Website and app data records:

###

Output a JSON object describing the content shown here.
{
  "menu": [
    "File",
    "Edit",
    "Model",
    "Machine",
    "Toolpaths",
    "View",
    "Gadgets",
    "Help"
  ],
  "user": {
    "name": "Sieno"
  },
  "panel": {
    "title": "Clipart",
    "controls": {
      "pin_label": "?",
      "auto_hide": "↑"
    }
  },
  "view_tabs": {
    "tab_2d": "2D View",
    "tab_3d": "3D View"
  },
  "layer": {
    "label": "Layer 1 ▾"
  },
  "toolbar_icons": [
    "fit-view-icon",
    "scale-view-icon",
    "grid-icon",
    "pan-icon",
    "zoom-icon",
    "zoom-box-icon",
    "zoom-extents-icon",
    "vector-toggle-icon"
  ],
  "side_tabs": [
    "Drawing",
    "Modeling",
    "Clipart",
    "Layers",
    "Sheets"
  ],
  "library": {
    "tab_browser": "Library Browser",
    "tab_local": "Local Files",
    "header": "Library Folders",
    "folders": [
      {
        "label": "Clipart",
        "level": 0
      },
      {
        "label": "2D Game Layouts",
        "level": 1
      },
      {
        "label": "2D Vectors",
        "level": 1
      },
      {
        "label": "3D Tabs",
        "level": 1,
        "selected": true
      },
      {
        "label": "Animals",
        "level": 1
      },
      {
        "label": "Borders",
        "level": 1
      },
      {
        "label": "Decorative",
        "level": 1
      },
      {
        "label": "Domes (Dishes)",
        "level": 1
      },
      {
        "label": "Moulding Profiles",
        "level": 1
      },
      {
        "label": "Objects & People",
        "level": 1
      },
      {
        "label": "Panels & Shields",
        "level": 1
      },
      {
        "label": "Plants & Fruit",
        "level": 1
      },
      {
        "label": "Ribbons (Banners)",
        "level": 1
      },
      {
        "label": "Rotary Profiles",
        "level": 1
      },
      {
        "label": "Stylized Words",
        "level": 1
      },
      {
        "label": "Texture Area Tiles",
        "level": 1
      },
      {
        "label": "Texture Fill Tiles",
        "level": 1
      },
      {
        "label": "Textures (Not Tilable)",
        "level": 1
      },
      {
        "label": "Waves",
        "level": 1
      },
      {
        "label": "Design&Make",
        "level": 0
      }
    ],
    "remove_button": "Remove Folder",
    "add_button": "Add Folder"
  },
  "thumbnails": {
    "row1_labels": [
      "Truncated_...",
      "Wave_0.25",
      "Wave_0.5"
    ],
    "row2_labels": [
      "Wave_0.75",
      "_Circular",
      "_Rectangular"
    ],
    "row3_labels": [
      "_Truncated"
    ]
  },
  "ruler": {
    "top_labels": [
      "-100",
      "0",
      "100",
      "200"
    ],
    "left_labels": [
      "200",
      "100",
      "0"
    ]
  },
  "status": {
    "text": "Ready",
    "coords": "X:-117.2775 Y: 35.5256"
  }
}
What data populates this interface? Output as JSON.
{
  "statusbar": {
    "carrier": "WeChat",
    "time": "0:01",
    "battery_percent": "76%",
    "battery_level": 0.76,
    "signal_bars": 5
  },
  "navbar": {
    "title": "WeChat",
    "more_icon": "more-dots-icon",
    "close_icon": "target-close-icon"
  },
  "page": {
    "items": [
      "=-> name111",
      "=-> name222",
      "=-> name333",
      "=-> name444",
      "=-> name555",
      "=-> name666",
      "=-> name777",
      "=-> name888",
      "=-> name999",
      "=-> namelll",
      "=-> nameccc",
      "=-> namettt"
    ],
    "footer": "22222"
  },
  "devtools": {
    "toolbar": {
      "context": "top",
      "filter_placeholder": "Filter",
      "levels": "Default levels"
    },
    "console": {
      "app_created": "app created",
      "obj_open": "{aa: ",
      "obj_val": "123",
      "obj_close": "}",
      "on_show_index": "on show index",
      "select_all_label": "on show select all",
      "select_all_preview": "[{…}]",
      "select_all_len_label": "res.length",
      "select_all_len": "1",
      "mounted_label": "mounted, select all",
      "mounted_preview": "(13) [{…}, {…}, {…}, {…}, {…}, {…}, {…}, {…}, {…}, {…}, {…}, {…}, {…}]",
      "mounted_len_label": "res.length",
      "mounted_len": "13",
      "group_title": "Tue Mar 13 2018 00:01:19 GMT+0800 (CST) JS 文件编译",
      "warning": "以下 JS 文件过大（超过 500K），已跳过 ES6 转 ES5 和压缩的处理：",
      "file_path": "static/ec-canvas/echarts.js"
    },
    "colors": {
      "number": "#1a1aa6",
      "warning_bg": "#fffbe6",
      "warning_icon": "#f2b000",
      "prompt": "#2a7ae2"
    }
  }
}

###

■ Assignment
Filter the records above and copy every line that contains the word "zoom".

■ Answer section
    "zoom-icon",
    "zoom-box-icon",
    "zoom-extents-icon",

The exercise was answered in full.